[Collection entries]
□ □ □ □ □

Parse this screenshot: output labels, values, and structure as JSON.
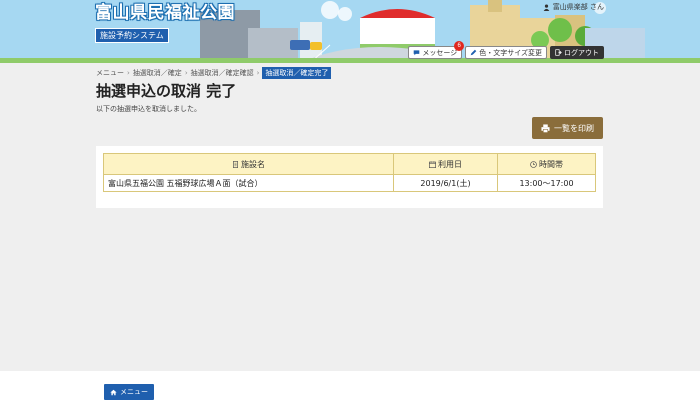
{
  "header": {
    "site_title": "富山県民福祉公園",
    "subtitle": "施設予約システム",
    "user_label": "富山県楽部 さん",
    "buttons": {
      "message_label": "メッセージ",
      "message_count": "6",
      "display_label": "色・文字サイズ変更",
      "logout_label": "ログアウト"
    }
  },
  "breadcrumb": {
    "items": [
      "メニュー",
      "抽選取消／確定",
      "抽選取消／確定確認"
    ],
    "current": "抽選取消／確定完了",
    "separator": "›"
  },
  "page": {
    "title": "抽選申込の取消 完了",
    "description": "以下の抽選申込を取消しました。",
    "print_label": "一覧を印刷"
  },
  "table": {
    "headers": {
      "facility": "施設名",
      "date": "利用日",
      "time": "時間帯"
    },
    "rows": [
      {
        "facility": "富山県五福公園 五福野球広場Ａ面（試合）",
        "date": "2019/6/1(土)",
        "time": "13:00〜17:00"
      }
    ]
  },
  "footer": {
    "menu_label": "メニュー"
  },
  "colors": {
    "brand_blue": "#1f5fae",
    "print_brown": "#8a6d3b",
    "table_header": "#fdf3c4"
  }
}
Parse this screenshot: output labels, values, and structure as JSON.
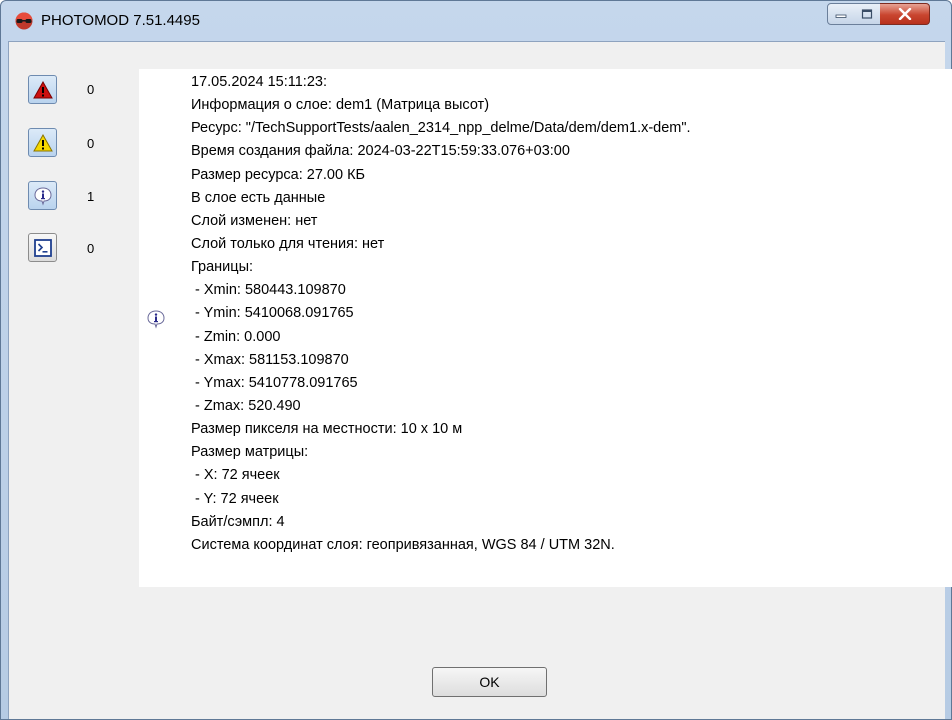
{
  "window": {
    "title": "PHOTOMOD 7.51.4495"
  },
  "sidebar": {
    "items": [
      {
        "icon": "error-icon",
        "count": "0"
      },
      {
        "icon": "warning-icon",
        "count": "0"
      },
      {
        "icon": "info-icon",
        "count": "1"
      },
      {
        "icon": "console-icon",
        "count": "0"
      }
    ]
  },
  "log": {
    "marker_icon": "info-icon",
    "lines": [
      "17.05.2024 15:11:23:",
      "Информация о слое: dem1 (Матрица высот)",
      "Ресурс: \"/TechSupportTests/aalen_2314_npp_delme/Data/dem/dem1.x-dem\".",
      "Время создания файла: 2024-03-22T15:59:33.076+03:00",
      "Размер ресурса: 27.00 КБ",
      "В слое есть данные",
      "Слой изменен: нет",
      "Слой только для чтения: нет",
      "Границы:",
      " - Xmin: 580443.109870",
      " - Ymin: 5410068.091765",
      " - Zmin: 0.000",
      " - Xmax: 581153.109870",
      " - Ymax: 5410778.091765",
      " - Zmax: 520.490",
      "Размер пикселя на местности: 10 x 10 м",
      "Размер матрицы:",
      " - X: 72 ячеек",
      " - Y: 72 ячеек",
      "Байт/сэмпл: 4",
      "Система координат слоя: геопривязанная, WGS 84 / UTM 32N."
    ]
  },
  "footer": {
    "ok_label": "OK"
  }
}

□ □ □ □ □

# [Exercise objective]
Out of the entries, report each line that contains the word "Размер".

# [Your response]
      "Размер ресурса: 27.00 КБ",
      "Размер пикселя на местности: 10 x 10 м",
      "Размер матрицы:",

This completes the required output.